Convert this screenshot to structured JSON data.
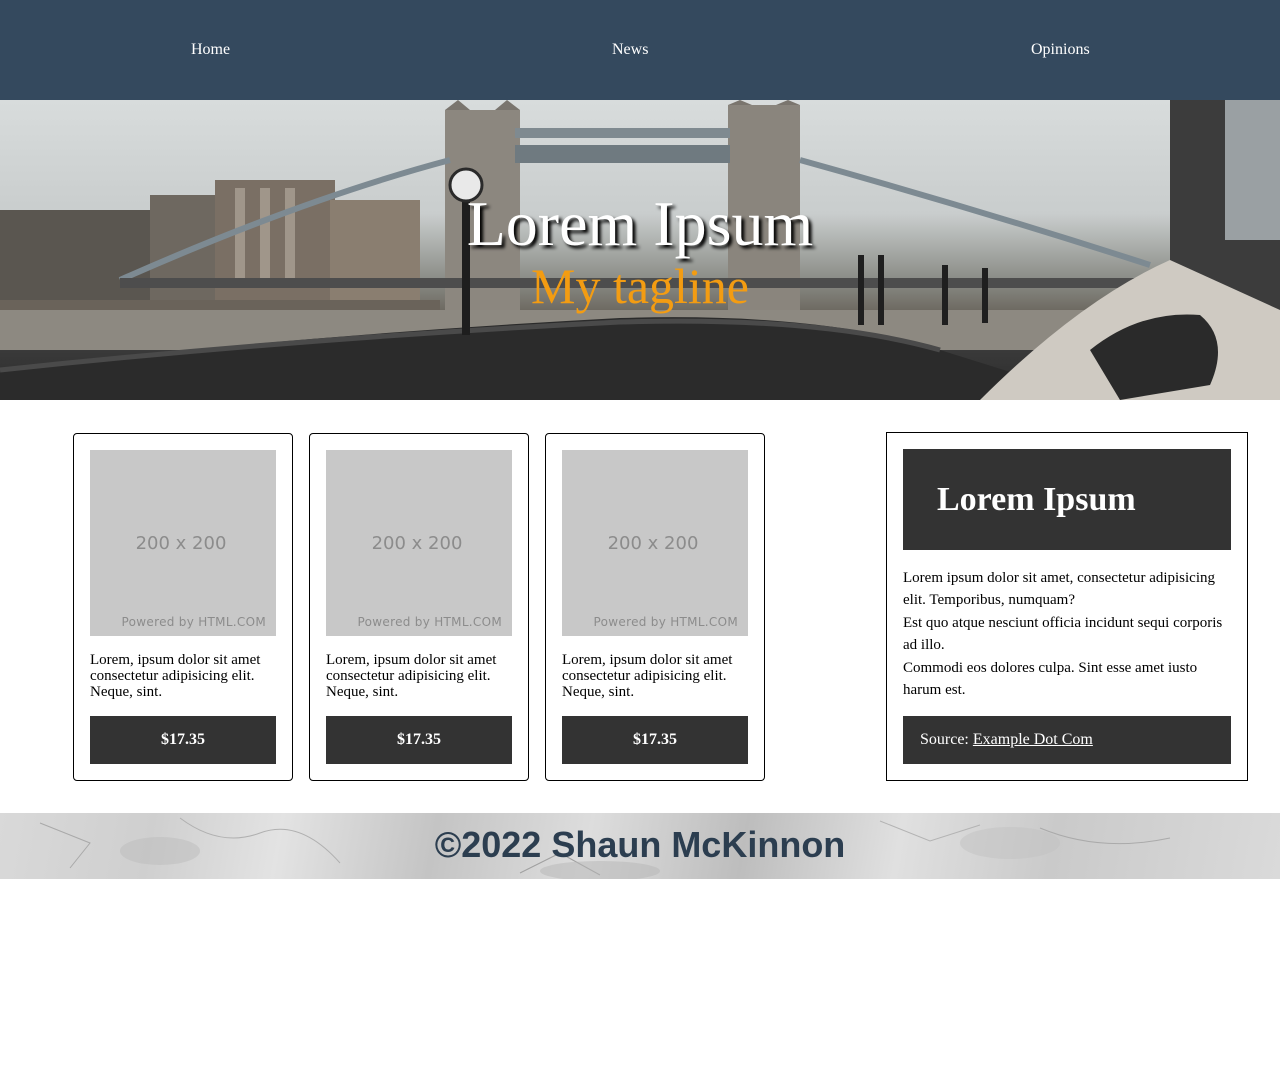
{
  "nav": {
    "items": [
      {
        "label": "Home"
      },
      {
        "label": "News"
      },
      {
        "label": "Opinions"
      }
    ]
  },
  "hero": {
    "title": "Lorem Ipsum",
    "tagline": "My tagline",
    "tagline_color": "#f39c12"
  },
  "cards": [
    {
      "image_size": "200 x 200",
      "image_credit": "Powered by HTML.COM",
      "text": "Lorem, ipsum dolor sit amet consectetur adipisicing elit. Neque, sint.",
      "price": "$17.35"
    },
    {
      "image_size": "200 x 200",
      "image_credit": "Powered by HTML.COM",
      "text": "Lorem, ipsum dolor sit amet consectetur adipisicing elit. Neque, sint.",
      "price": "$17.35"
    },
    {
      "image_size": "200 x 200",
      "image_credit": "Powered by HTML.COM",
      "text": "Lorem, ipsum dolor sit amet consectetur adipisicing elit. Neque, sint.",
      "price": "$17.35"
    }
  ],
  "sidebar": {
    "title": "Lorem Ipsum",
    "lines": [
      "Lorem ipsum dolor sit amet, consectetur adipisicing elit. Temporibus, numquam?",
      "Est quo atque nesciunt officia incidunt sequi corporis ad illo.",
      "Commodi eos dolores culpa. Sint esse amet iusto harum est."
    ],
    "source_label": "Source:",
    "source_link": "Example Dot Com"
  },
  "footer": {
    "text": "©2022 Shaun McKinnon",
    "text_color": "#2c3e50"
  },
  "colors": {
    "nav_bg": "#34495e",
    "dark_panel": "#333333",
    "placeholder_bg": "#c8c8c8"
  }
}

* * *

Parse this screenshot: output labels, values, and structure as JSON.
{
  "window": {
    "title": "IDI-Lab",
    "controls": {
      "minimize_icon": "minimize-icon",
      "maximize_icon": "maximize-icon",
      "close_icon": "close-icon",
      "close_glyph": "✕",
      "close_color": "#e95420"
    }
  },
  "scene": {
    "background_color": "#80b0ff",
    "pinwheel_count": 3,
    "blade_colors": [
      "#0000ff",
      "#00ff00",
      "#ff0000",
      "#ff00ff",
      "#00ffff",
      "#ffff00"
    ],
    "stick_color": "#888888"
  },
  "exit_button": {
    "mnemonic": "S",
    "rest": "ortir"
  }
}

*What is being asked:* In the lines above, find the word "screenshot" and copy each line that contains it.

*Completed task:*
Convert this screenshot to structured JSON data.
Parse this screenshot: output labels, values, and structure as JSON.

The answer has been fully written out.